“The cost of living was a definite factor,” he said. “It’s much cheaper (in Cary) than it is to live and produce in Los Angeles.”
Apart from Cary having a low crime rate and “beautiful” greenways, Smith said the Triangle also offers an untapped well of resources. He noted local media agencies, universities and tech companies such as SAS that the area is known for.
“Cary could really be on the forefront of a media boom,” he said.
Smith and his wife, a nurse, are still unpacking their new home while he looks for office space in Cary.
He recently met with Ted Boyd, Cary’s downtown manager, to talk about available spaces.

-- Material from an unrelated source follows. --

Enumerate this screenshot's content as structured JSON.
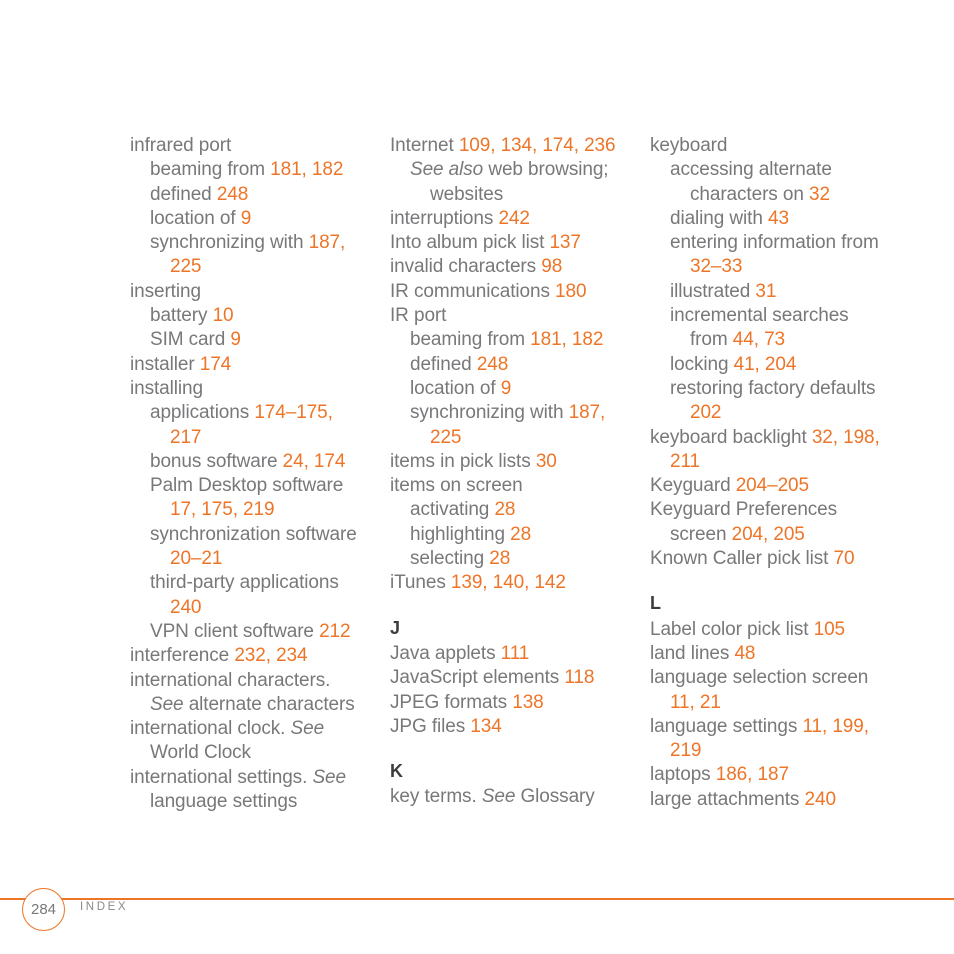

Boyd said DreamQuest is the kind of business any town would be lucky to have.
“Attracting the creative class is important,” Boyd said. “The creative industries are great because they tend to be collaborative and bring a lot of energy downtown.”
Smith already joined the Cary Chamber of Commerce, which didn’t have such a company among its member ranks.
“With all the film work in North Carolina, to have (Smith) in Cary is very exciting,” said Kyle Greer, vice president of economic development for the chamber.
Smith became a producer after working as a paramedic and serving in the Marines.
But his work in the entertainment industry dates back to his elementary school years.
“My parents made me a child actor when I was 6,” he said.
He acted in commercials and had spots in “The Brady Bunch” and “Gunsmoke,” he said.
In recent years, Smith carved out a niche for DreamQuest Productions as a crew that specializes in documentary and adventure films.
“If it involves jumping out of an airplane or trekking through a jungle, that’s what we love to do,” he said.
For example, the company recently filmed on Mt. Everest for the film “Eight Summits.”
But one of the company’s best-known films is “Rescue Men: The Story of the Pea Island Lifesavers,” a documentary about black lifesavers who worked along North Carolina’s Outer Banks.
The film was named best documentary feature at the 2011 San Francisco Ocean Film Festival and best documentary at the 2011 N.C. Triangle Press Club.
Smith thinks the Tar Heel state has the potential to produce even more award-winning documentaries.
“There are so many untold stories in Carolina that people don’t realize,” he said.